By: Catherine He
“Are Asians people of colour?”
That was a question that I received just a few days ago, but haven’t been able to stop thinking about since. When I first heard the words spill out of their mouth, I genuinely didn’t know how to respond. Was this a question that was still being debated, despite everything that the AAPI community has been enduring, events that have occurred extremely recently?
I realized that while this question might be exceedingly straightforward to Asians and other minorities, the answer may not be so cookie-cutter for individuals who do not fully understand the true meaning of racism, and what it means to be discriminated against. The most important part of this equation is that this question was asked; the desire to become informed was present. It is okay to not know as long as you are willing to be educated. Today, we will be breaking down this question and the long history behind it.
So what is a POC?

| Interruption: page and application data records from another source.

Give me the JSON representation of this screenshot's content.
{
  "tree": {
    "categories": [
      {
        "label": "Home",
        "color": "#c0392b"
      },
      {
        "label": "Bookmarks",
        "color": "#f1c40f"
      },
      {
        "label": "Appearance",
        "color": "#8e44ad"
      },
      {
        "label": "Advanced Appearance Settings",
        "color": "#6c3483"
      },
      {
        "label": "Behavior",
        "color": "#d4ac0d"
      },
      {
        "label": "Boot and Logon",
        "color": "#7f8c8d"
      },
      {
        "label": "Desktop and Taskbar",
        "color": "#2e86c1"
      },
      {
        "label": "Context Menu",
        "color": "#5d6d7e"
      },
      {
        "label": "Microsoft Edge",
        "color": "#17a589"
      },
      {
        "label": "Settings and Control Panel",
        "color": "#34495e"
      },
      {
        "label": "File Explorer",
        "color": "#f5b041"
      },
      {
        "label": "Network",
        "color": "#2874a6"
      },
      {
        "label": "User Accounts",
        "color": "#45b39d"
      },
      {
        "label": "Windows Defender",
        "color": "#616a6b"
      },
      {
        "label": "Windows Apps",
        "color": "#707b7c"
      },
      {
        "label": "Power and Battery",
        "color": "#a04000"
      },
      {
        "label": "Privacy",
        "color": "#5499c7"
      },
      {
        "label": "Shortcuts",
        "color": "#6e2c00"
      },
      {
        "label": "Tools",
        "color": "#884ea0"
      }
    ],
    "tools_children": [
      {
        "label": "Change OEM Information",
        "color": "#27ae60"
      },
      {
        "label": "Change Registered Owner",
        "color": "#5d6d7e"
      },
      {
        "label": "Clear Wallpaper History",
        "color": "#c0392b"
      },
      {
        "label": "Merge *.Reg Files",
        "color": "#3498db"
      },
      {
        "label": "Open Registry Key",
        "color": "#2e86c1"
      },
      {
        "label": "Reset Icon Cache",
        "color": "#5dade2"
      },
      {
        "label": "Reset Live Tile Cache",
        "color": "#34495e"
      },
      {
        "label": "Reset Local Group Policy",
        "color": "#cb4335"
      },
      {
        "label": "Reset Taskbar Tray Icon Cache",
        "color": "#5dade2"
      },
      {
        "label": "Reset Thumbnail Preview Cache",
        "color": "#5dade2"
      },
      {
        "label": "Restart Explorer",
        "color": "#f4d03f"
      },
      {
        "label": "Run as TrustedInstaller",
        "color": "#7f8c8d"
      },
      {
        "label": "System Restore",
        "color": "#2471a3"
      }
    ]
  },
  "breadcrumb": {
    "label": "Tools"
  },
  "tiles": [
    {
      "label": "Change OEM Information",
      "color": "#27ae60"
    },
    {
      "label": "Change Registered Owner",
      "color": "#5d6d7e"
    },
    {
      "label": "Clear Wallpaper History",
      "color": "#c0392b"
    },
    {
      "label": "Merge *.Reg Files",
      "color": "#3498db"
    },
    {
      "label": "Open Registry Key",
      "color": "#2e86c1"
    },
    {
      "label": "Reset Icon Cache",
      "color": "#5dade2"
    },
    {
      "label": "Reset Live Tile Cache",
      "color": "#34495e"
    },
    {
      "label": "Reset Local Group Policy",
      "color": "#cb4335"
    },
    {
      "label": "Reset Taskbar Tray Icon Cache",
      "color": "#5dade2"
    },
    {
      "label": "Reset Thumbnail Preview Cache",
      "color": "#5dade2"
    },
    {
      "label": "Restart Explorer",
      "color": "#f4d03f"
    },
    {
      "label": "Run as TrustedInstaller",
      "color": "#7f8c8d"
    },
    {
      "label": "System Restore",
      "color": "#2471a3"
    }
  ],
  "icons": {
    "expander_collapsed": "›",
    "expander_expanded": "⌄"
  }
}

POC is an acronym that stands for “People of Colour.” The term became popularized in the 2010s, and is used in many English-speaking countries to highlight and emphasize the shared experience of systemic racism. Given this, it can be understood that the POC is an umbrella term for any person who is not considered to be “white.”
Oftentimes, POC have been subject to historic marginalization that the average “white” individual has not. Take Black Americans for example – they have had to fight an incredibly disappointing amount of discrimination to get to where we are today. From slavery to the civil rights movement, Black people are a group that have been historically marginalized – associated with lower and the peripheral edge of society.
The Model Minority Myth
Now, you may be thinking, “Have Asians ever been marginalized?” Thinking back, there may not be anything widely taught in schools like slavery and the civil rights movement, but that is on purpose. Many people are just unknowledgeable on historical events that have impacted the Asian community in the past, and this has everything to do with being classified as a model minority.
As beautifully explained by Learning For Justice, the “model minority” is a myth that has been instilled into our thoughts for centuries on end.
The myth of the model minority is based in stereotypes. It perpetuates a narrative in white Asian American children are whiz kids or musical geniuses. Within the myth of the model minority, Tiger Moms force children to work harder and be better than everyone else, while nerdy, effeminate dads hold prestigious – but no leadership – positions in STEM industries like medicine and accounting.
This myth characterizes Asian Americans as a polite, law-abiding group who have achieved a higher level of success than the general population through some combination of innate talent and pull-yourselves-up-by-your-bootstraps immigrant striving.SARAH-SOONLING BLACKBURN
After reading that, anyone would understand if the first thought that came to your mind was, “What’s so bad about being a part of a good stereotype?” After all, that’s how the Model Minority Myth came to be. It’s misleading, and takes things out of perspective.
We have to remember that Asians are POC, a group that has been historically marginalized by the majority in North America. They have been denied immigration because of the shape of their eyes, and most recently, they have been targeted for being associated with a virus. The Asian population has had its fair share of being on the receiving end of prejudice, and that matters. However, that ‘changed’ basically overnight.
Suddenly, after the Black community was being pressured for not being a part of functioning society (completely disregarding the obviously detrimental effects of slavery), a random Caucasian person that you’ve never seen once before in your entire life goes, “Oh, you are such a hardworking individual. Also, this one Asian I know is very rich. Other people that come from struggle should learn from you. You’re on par with me now.”
This is the basis of the Model Minority Myth. It is completely ignorant of the struggles of the Asian community that some like to say was just a historic phase, and pits minorities against each other as they resent Asians for being lifted up and celebrated for being hard working, when in reality this only happened because Caucasians wanted to express that they were not racist just because one minority group had succeeded, and is suddenly on par with a group that has never faced anywhere near the same troubles.
In turn, this diminishes their struggles, and deems it unworthy because they are now so ‘privileged’. Essentially, it dismisses hundreds of years of bigotry, making Asians appear desirable. However, underneath the surface and behind the smoke and mirrors, Asians are seen in the same light that they were in the 1920s – foreign people who don’t belong in the ideal of White America. In a nutshell, Caucasians make the Asian community look favourable until they are dealing with them one-on-one, in which they then proceed in taking part in racism to continue the cycle of inequity. However, when called out for their actions, they refuse everything and point out how successful Asians have been as a counterattack, denying their struggles with racism. It’s a never ending circulation of denying.
This also presents the issue of the strategy of ignoring colour, because this way you are ignoring all the hardships that were endured that the majority didn’t need to deal whatsoever. You’re essentially discrediting the minority community’s adversities.
The Asian community are POCs. There’s no doubt about that. While when you first look at the situation you may be blinded by Caucasian-perpetuated stereotypes, digging even just a little bit will bring you to the reality that so desperately wants to stay hidden from the sunlight. Even so, knowing this it is now our responsibility to bring these century-long issues to the surface as a crucial step in becoming an anti-racist society.